This year’s first-quarter earnings haven’t even been reported yet, but strategists are already looking ahead to 2022. And for good reason—that’s where the opportunity lies.
Earnings will be fantastic in 2021. How could they not be? Last year’s numbers were hit hard by lockdowns, while this year’s should be boosted by booming economic growth, thanks to widespread Covid-19 vaccinations, pent-up demand, and trillions of dollars of fiscal stimulus. Earnings for the
should hit $172 a share in 2021, up 25% from 2020, according to FactSet data.
Those kinds of comparisons will be hard to repeat, but 2022 shouldn’t be too shabby—in large part because many of the forces driving growth in 2021 will be repeated next year. Household savings, for instance, could hit $2 trillion by the end of the year, thanks to a rebounding jobs market and the stimulus, according to Morgan Stanley economists. And that’s too much money for consumers to exhaust in 2021 alone. “There’s going to be plenty of savings to deploy into 2022,” says Tom Porcelli, chief U.S. economist at RBC Capital Markets.

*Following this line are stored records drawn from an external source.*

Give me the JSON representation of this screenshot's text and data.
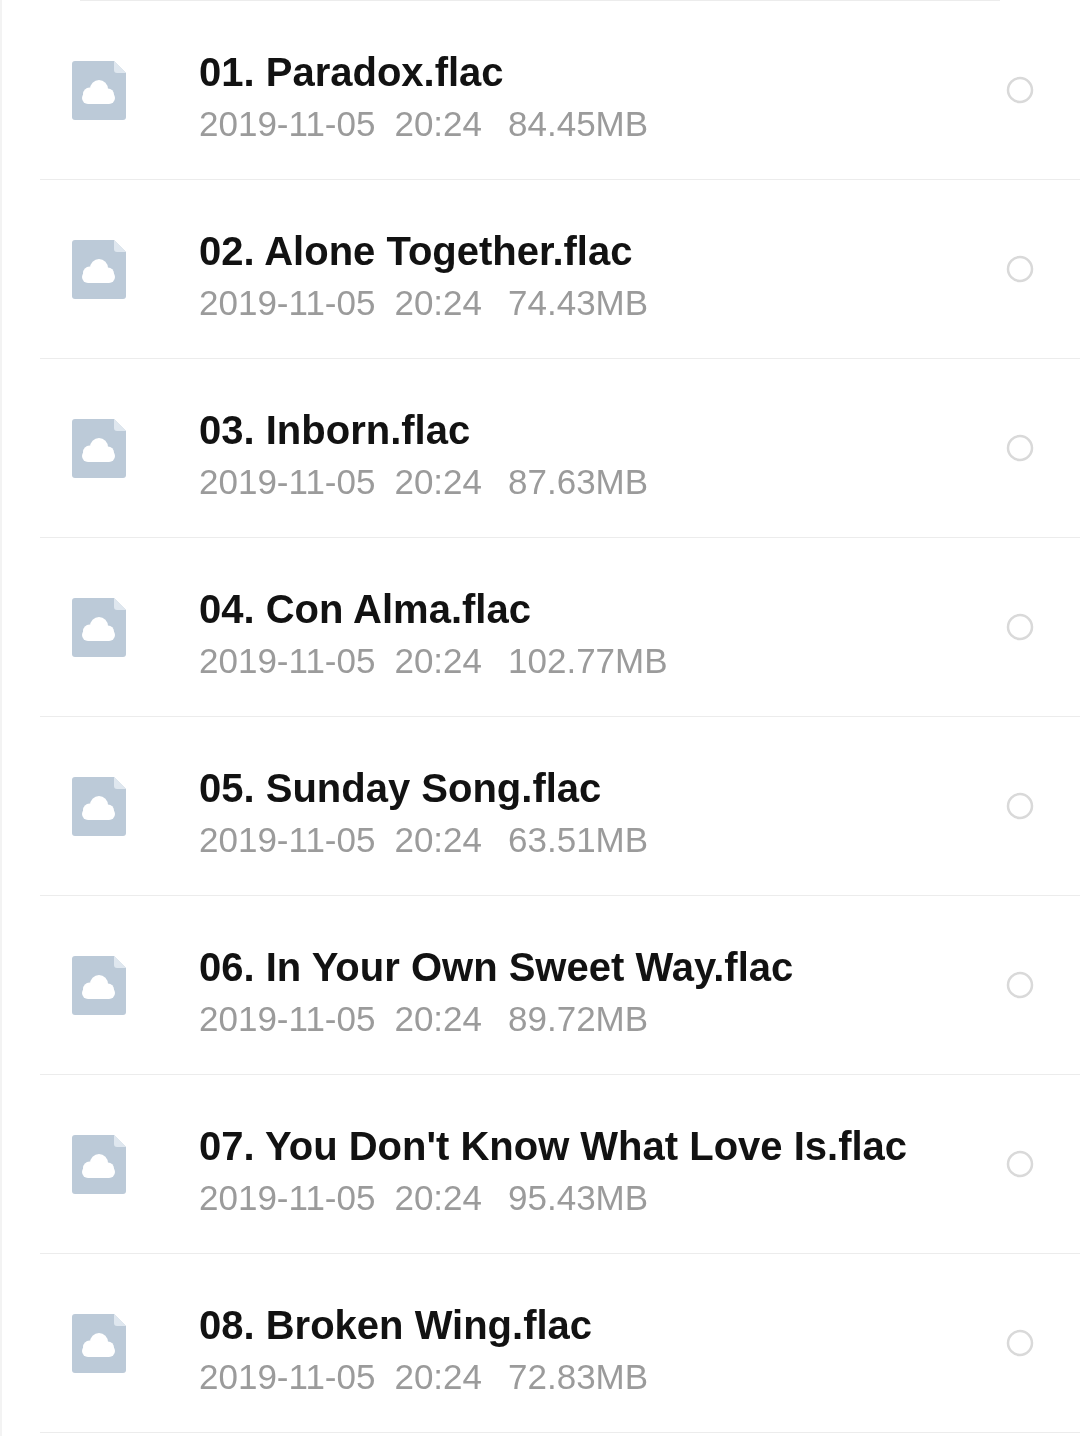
{
  "files": [
    {
      "name": "01. Paradox.flac",
      "date": "2019-11-05",
      "time": "20:24",
      "size": "84.45MB",
      "selected": false
    },
    {
      "name": "02. Alone Together.flac",
      "date": "2019-11-05",
      "time": "20:24",
      "size": "74.43MB",
      "selected": false
    },
    {
      "name": "03. Inborn.flac",
      "date": "2019-11-05",
      "time": "20:24",
      "size": "87.63MB",
      "selected": false
    },
    {
      "name": "04. Con Alma.flac",
      "date": "2019-11-05",
      "time": "20:24",
      "size": "102.77MB",
      "selected": false
    },
    {
      "name": "05. Sunday Song.flac",
      "date": "2019-11-05",
      "time": "20:24",
      "size": "63.51MB",
      "selected": false
    },
    {
      "name": "06. In Your Own Sweet Way.flac",
      "date": "2019-11-05",
      "time": "20:24",
      "size": "89.72MB",
      "selected": false
    },
    {
      "name": "07. You Don't Know What Love Is.flac",
      "date": "2019-11-05",
      "time": "20:24",
      "size": "95.43MB",
      "selected": false
    },
    {
      "name": "08. Broken Wing.flac",
      "date": "2019-11-05",
      "time": "20:24",
      "size": "72.83MB",
      "selected": false
    }
  ]
}
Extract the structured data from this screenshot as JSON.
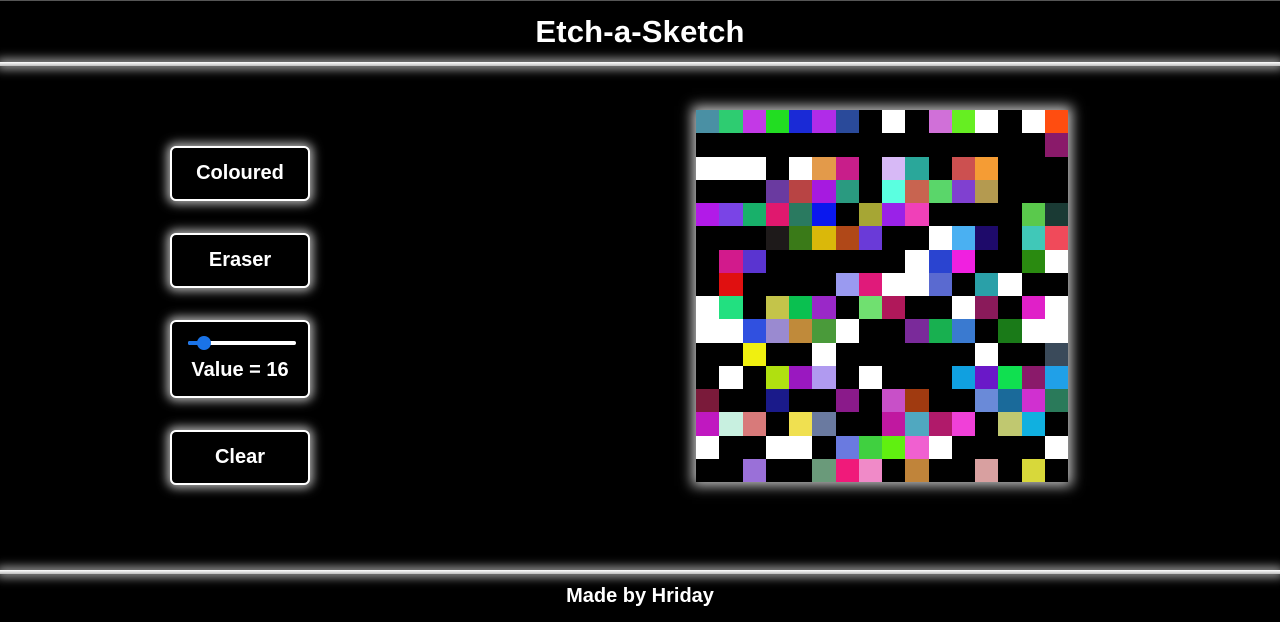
{
  "header": {
    "title": "Etch-a-Sketch"
  },
  "controls": {
    "coloured_label": "Coloured",
    "eraser_label": "Eraser",
    "slider": {
      "value": 16,
      "min": 1,
      "max": 100,
      "label": "Value = 16"
    },
    "clear_label": "Clear"
  },
  "grid": {
    "size": 16,
    "cells": [
      [
        "#4a90a4",
        "#2ecc71",
        "#c339e6",
        "#22dd22",
        "#1a2ad6",
        "#b02ce8",
        "#2a4a9a",
        "#000000",
        "#ffffff",
        "#000000",
        "#d070d8",
        "#66ee22",
        "#ffffff",
        "#000000",
        "#ffffff",
        "#ff4d10"
      ],
      [
        "#000000",
        "#000000",
        "#000000",
        "#000000",
        "#000000",
        "#000000",
        "#000000",
        "#000000",
        "#000000",
        "#000000",
        "#000000",
        "#000000",
        "#000000",
        "#000000",
        "#000000",
        "#8a1a6a"
      ],
      [
        "#ffffff",
        "#ffffff",
        "#ffffff",
        "#000000",
        "#ffffff",
        "#e39a4a",
        "#c81e8a",
        "#000000",
        "#d7b9f6",
        "#2aa79a",
        "#000000",
        "#cc5050",
        "#f59c34",
        "#000000",
        "#000000",
        "#000000"
      ],
      [
        "#000000",
        "#000000",
        "#000000",
        "#6a3aa0",
        "#b84444",
        "#a61ae0",
        "#2a9a80",
        "#000000",
        "#5affe0",
        "#c86450",
        "#5ad66a",
        "#8040d0",
        "#b49a50",
        "#000000",
        "#000000",
        "#000000"
      ],
      [
        "#b21ae8",
        "#7a44e6",
        "#18b06a",
        "#e0186e",
        "#2a7a60",
        "#0a18ee",
        "#000000",
        "#a6a634",
        "#9a22e8",
        "#f040b8",
        "#000000",
        "#000000",
        "#000000",
        "#000000",
        "#5ac94c",
        "#1a3a34"
      ],
      [
        "#000000",
        "#000000",
        "#000000",
        "#1e1a1a",
        "#3a7a18",
        "#dab80a",
        "#b04818",
        "#6a3ad8",
        "#000000",
        "#000000",
        "#ffffff",
        "#4ab0f2",
        "#1e0a6a",
        "#000000",
        "#40c8b8",
        "#f04a5a"
      ],
      [
        "#000000",
        "#d21a8c",
        "#5a34d0",
        "#000000",
        "#000000",
        "#000000",
        "#000000",
        "#000000",
        "#000000",
        "#ffffff",
        "#2a44d0",
        "#f020e0",
        "#000000",
        "#000000",
        "#2a8a10",
        "#ffffff"
      ],
      [
        "#000000",
        "#e01010",
        "#000000",
        "#000000",
        "#000000",
        "#000000",
        "#9a9af0",
        "#e01a7a",
        "#ffffff",
        "#ffffff",
        "#5a6ad0",
        "#000000",
        "#2aa0a8",
        "#ffffff",
        "#000000",
        "#000000"
      ],
      [
        "#ffffff",
        "#22e080",
        "#000000",
        "#c4c44a",
        "#0ac050",
        "#9a28c8",
        "#000000",
        "#70e070",
        "#b0185a",
        "#000000",
        "#000000",
        "#ffffff",
        "#8a1a5a",
        "#000000",
        "#e020c8",
        "#ffffff"
      ],
      [
        "#ffffff",
        "#ffffff",
        "#3050e0",
        "#9a8ad0",
        "#c08a3a",
        "#4a9a3a",
        "#ffffff",
        "#000000",
        "#000000",
        "#7a2a9a",
        "#18b050",
        "#3a7ad0",
        "#000000",
        "#1a7a18",
        "#ffffff",
        "#ffffff"
      ],
      [
        "#000000",
        "#000000",
        "#f0f010",
        "#000000",
        "#000000",
        "#ffffff",
        "#000000",
        "#000000",
        "#000000",
        "#000000",
        "#000000",
        "#000000",
        "#ffffff",
        "#000000",
        "#000000",
        "#3a4a5a"
      ],
      [
        "#000000",
        "#ffffff",
        "#000000",
        "#b0e010",
        "#9a18c0",
        "#b09af0",
        "#000000",
        "#ffffff",
        "#000000",
        "#000000",
        "#000000",
        "#10a0e0",
        "#6a18c8",
        "#10e050",
        "#8a1a6a",
        "#20a0e8"
      ],
      [
        "#7a1a3a",
        "#000000",
        "#000000",
        "#1a1a8a",
        "#000000",
        "#000000",
        "#8a1a8a",
        "#000000",
        "#c850c8",
        "#a03a10",
        "#000000",
        "#000000",
        "#6a8ad8",
        "#1a6a9a",
        "#d030d0",
        "#2a7a5a"
      ],
      [
        "#c018c0",
        "#c8f0e0",
        "#d87a7a",
        "#000000",
        "#f0e050",
        "#6a7aa0",
        "#000000",
        "#000000",
        "#c018a0",
        "#50a8c0",
        "#b01a6a",
        "#f040d8",
        "#000000",
        "#c0c870",
        "#10b0e0",
        "#000000"
      ],
      [
        "#ffffff",
        "#000000",
        "#000000",
        "#ffffff",
        "#ffffff",
        "#000000",
        "#6a7ae0",
        "#40d040",
        "#60f010",
        "#f060d0",
        "#ffffff",
        "#000000",
        "#000000",
        "#000000",
        "#000000",
        "#ffffff"
      ],
      [
        "#000000",
        "#000000",
        "#9a70d8",
        "#000000",
        "#000000",
        "#6a9a7a",
        "#f01a7a",
        "#f08ac8",
        "#000000",
        "#c0843a",
        "#000000",
        "#000000",
        "#d8a0a0",
        "#000000",
        "#d8d83a",
        "#000000"
      ]
    ]
  },
  "footer": {
    "text": "Made by Hriday"
  }
}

At the same time, corporations, after cutting capital spending in 2020, have started spending again. Citigroup estimates that companies will spend upward of $614 billion on capex in 2021, but that is still 6% less than in 2019, indicating that the rebound could extend into 2022. This shouldn’t be surprising, given eased lending standards and improved outlooks from CEOs, Tobias Levkovich, chief U.S. equity strategist at Citigroup, wrote in a recent note.
As a result, the U.S. economy should grow at a mid-single-digit rate, lower than 2021’s, but still faster than in any year during the past decade, while S&P 500 revenue is forecast to climb around 6%, down from the forecast 9% for 2021, according to FactSet. Earnings, though, are expected to grow by 15%, a rate rarely seen, even in the days before the 2007-09 financial crisis, thanks to the continued expansion of operating margins. Many S&P 500 companies are manufacturers, with fixed costs as a high portion of total expenses. That means for every dollar of additional revenue, there are more dollars of additional profits.
“The margins are a pretty important part of the story,” says David Lefkowitz, head of equities for the Americas at UBS Global Wealth Management.
Are they ever. Consider
(ticker: CAT). The manufacturer of diggers, bulldozers, and other heavy machinery, is forecast to grow earnings per share by 25%, to $8.20, in 2021, but that’s still well below its 2019 EPS of $11.06. Analysts expect earnings to rise by another 30% in 2022 to get back to within striking distance of previrus levels.
Sales, however, will only expand at a 15% clip in 2021, so the difference will be made up by operating leverage—since Caterpillar’s costs are fixed, its margins expand when sales grow. “As  unfolds, you’re going to see the speed of the recovery build,” says Edward Jones analyst Matt Arnold. “Next year, it’s going to be a continuation of that.”
That doesn’t mean Caterpillar stock is a bargain. At $225.29, it trades at 26.5 times 12-month forward profits, well above its five-year average of 18.3 times and a 25% premium to the S&P 500. Even at 20 times 2022 earnings—which some macro strategists see the S&P 500 fetching by year-end—the stock still looks expensive. Buying Caterpillar now, then, is a bet that its earnings will grow faster than expected, making its shares cheaper than they look.
Still, there are some economically sensitive stocks that do trade at tolerable multiples.
(BLMN), owner of Outback Steakhouse, Carrabba’s Italian Grill, and other restaurant chains, might have the kind of earnings growth that can overcome a slightly expensive valuation. The company is expected to see EPS of $1.11 in 2021, but that would still be lower than the $1.54 it reported in 2019. Analysts expect profits to grow by 81%, to $2.01, in 2022 to get the company back to its 2019 level—and then some. Like Caterpillar, Bloomin’, which trades at $28.37, will benefit from its operating leverage, as well as a $40 million cost-savings program, announced on its most recent earnings call on Feb. 18.
Read more Trader: The Market Isn’t Fighting the Fed. What That Means for Stocks.
And like Caterpillar, Bloomin’, at 24.2 times 12-month forward earnings, changes hands above its five-year average of 15.2 times, but at just 13.8 times 2022 numbers. That suggests that even if the company’s multiple slips, to say 20 times, the stock could still gain more than 40%.
In addition, “you can argue that the multiple could expand coming out of Covid for them, relative to historical levels because they become a more profitable business,” says Credit Suisse analyst Lauren Silberman.
With such strong economic tides, some stocks still have plenty of upside.
Write to Jacob Sonenshine at firstname.lastname@example.org